Imagery: About the best part of Baer’s ToolKit! I may not be a drawer, but visual aids are about the best thing to keep one’s attention. I have to agree with the paragraph Baer says: Reader studies show that the marriage of text and image is one of the most powerful ways to help a reader retain information. Publications know a “flip through” reader may not read paragraphs of text, but will very likely read a caption for an intriguing image. Designers can also help distill information by creating effective graphics. Hmm, well, considering graphic elements isn’t my best suit, but imagery is one would wonder why? I thought so too! I think it is the getting to the graphic element that isn’t something I prefer, but the results and the imagery of putting it out there, that does. You basically have a graphic element like a picture and integrate it with the basis of why you have that picture up. Example: Deep sea photography and on the side of it the technical information for a catalog for a wetsuit. I think imagery like that can also be used for shopping sites like Amazon to name one. It is a tool that helps readers narrow on what they want or could want. I think this is a great way for boosting up sales or advertising like it’s done for a good majority of things people will want or need. (Baer, pgs. 114-117)

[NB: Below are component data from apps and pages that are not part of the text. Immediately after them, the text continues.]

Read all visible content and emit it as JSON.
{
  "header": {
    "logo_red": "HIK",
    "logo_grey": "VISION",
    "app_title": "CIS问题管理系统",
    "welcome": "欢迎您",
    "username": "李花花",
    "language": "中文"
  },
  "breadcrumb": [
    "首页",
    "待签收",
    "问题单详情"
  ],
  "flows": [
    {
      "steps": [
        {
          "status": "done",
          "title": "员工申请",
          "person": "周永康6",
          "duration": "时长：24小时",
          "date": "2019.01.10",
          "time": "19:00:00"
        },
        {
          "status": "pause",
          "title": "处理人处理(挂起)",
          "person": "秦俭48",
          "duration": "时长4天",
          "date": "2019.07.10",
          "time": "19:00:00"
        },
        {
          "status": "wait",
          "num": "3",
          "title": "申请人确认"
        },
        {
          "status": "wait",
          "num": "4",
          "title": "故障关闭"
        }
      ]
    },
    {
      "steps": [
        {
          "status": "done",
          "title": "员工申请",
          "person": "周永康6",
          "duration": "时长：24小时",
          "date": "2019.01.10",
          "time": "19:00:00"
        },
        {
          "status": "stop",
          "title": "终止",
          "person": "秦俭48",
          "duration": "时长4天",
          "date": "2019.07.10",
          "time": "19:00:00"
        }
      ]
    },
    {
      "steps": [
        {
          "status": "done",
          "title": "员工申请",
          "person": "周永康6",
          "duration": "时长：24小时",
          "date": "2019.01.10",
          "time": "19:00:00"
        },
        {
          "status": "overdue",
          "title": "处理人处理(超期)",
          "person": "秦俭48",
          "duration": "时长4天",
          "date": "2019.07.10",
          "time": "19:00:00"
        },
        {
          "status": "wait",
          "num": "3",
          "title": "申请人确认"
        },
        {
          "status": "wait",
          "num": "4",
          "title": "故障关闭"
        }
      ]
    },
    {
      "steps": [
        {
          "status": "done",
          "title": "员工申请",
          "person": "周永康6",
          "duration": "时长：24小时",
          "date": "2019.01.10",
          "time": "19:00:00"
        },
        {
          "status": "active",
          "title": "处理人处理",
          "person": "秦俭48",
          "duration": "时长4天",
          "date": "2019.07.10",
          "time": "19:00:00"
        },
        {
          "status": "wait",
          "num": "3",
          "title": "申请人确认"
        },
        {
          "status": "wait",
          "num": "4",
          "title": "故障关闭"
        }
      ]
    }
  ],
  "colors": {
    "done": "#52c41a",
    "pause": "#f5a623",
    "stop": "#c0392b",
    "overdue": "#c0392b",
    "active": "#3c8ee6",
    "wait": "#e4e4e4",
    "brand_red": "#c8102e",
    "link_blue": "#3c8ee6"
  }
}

Sound and Motion: I think is the most important part to keep an individual intrigued. However, I think it should be done meticulously and not overboard. Interactive media provides two additional tools—sound and motion. Statistically, it has been proven that most retain information by sound, while others rely more on visuals. Combining sound with graphic devices can have a powerful effect. With anything given by motion and sound it leaves a mark and creates a sense of narrative that is memorable. I think the best example to that would be a pregnant mother using sound to calm or sing to her unborn child. Or that child who is now old enough to understand words listens to the sound of a voice while reading to them. With this enhancement this allows those with impairments to peruse just as one with all of their senses. I think we have gone leaps and bounds with this ToolKit. (Baer, pgs. 118-121)
Now that I have gone through each of these and compared it to usability.gov I have to say that it is all cohesive. I can go as far as to say that even with Dan Roam’s and Jacobson’s that all of Information Design is interrelated, it’s just the way it’s conveyed and up to interpretation.
Baer, Kim, and Jill Vacarra. Information Design Workbook: Graphic Approaches, Solutions, and Inspiration 30 Case Studies. Beverly, Mass.: Rockport, 2008. Print. (Chapter 4 pgs. 89-121)
“Visual Design Basics.” Visual Design Basics. N.p., n.d. Web. 30 Nov. 2015. <http://www.usability.gov/what-and-why/visual-design.html>.
Minimally used citation:
Jacobson, Robert. Information design. MIT press, 2000.
Roam, Dan. The back of the napkin (expanded edition): Solving problems and selling ideas with pictures. Penguin, 2009.